[Task objective] Please give all of the data again, character for character, and drop the pictures.

BEGIN Given entries

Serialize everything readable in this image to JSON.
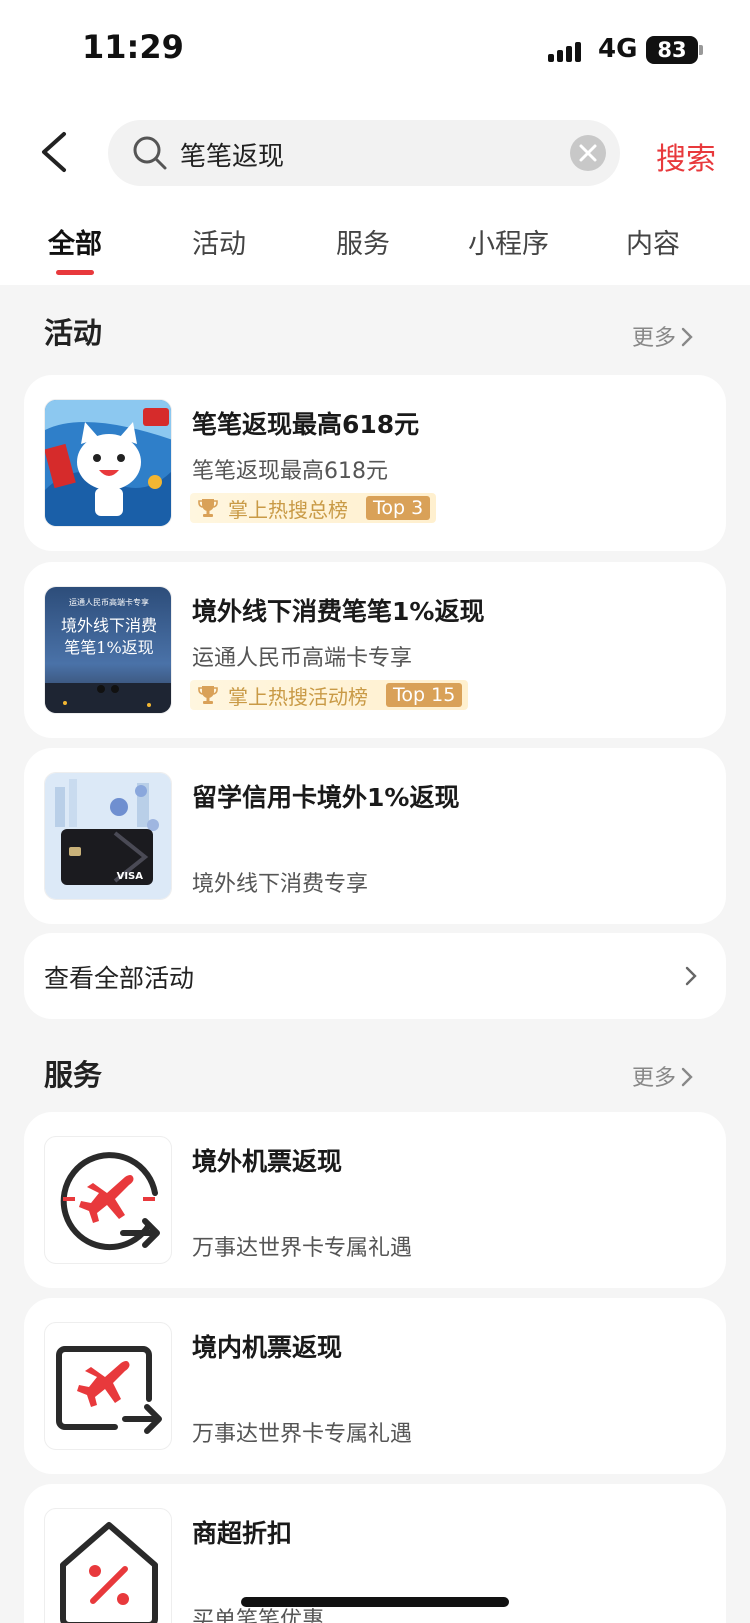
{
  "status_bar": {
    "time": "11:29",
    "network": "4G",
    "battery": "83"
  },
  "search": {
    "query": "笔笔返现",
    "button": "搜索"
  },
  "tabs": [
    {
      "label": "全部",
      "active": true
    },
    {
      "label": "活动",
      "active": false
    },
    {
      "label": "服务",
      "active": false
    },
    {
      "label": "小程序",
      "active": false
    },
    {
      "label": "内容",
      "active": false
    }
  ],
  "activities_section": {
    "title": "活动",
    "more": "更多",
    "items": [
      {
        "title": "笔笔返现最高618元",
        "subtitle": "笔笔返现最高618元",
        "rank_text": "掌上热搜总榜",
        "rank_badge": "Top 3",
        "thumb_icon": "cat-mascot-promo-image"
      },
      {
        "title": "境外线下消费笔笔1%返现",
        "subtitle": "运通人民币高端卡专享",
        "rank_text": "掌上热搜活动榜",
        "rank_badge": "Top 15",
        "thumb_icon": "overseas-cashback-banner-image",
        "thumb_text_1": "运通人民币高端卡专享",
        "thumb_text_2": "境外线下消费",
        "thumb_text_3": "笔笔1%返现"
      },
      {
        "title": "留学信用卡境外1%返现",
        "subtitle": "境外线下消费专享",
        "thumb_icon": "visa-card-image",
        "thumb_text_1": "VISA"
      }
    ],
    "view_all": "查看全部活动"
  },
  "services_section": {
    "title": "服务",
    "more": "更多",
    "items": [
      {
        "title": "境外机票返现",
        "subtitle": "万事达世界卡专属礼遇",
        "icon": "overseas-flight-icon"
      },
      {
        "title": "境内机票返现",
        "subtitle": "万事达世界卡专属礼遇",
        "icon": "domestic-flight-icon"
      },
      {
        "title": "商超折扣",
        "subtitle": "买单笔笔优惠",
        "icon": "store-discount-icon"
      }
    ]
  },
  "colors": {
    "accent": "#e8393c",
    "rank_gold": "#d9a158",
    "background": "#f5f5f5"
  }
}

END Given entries

[Result]
Serialize everything readable in this image to JSON.
{
  "status_bar": {
    "time": "11:29",
    "network": "4G",
    "battery": "83"
  },
  "search": {
    "query": "笔笔返现",
    "button": "搜索"
  },
  "tabs": [
    {
      "label": "全部",
      "active": true
    },
    {
      "label": "活动",
      "active": false
    },
    {
      "label": "服务",
      "active": false
    },
    {
      "label": "小程序",
      "active": false
    },
    {
      "label": "内容",
      "active": false
    }
  ],
  "activities_section": {
    "title": "活动",
    "more": "更多",
    "items": [
      {
        "title": "笔笔返现最高618元",
        "subtitle": "笔笔返现最高618元",
        "rank_text": "掌上热搜总榜",
        "rank_badge": "Top 3",
        "thumb_icon": "cat-mascot-promo-image"
      },
      {
        "title": "境外线下消费笔笔1%返现",
        "subtitle": "运通人民币高端卡专享",
        "rank_text": "掌上热搜活动榜",
        "rank_badge": "Top 15",
        "thumb_icon": "overseas-cashback-banner-image",
        "thumb_text_1": "运通人民币高端卡专享",
        "thumb_text_2": "境外线下消费",
        "thumb_text_3": "笔笔1%返现"
      },
      {
        "title": "留学信用卡境外1%返现",
        "subtitle": "境外线下消费专享",
        "thumb_icon": "visa-card-image",
        "thumb_text_1": "VISA"
      }
    ],
    "view_all": "查看全部活动"
  },
  "services_section": {
    "title": "服务",
    "more": "更多",
    "items": [
      {
        "title": "境外机票返现",
        "subtitle": "万事达世界卡专属礼遇",
        "icon": "overseas-flight-icon"
      },
      {
        "title": "境内机票返现",
        "subtitle": "万事达世界卡专属礼遇",
        "icon": "domestic-flight-icon"
      },
      {
        "title": "商超折扣",
        "subtitle": "买单笔笔优惠",
        "icon": "store-discount-icon"
      }
    ]
  },
  "colors": {
    "accent": "#e8393c",
    "rank_gold": "#d9a158",
    "background": "#f5f5f5"
  }
}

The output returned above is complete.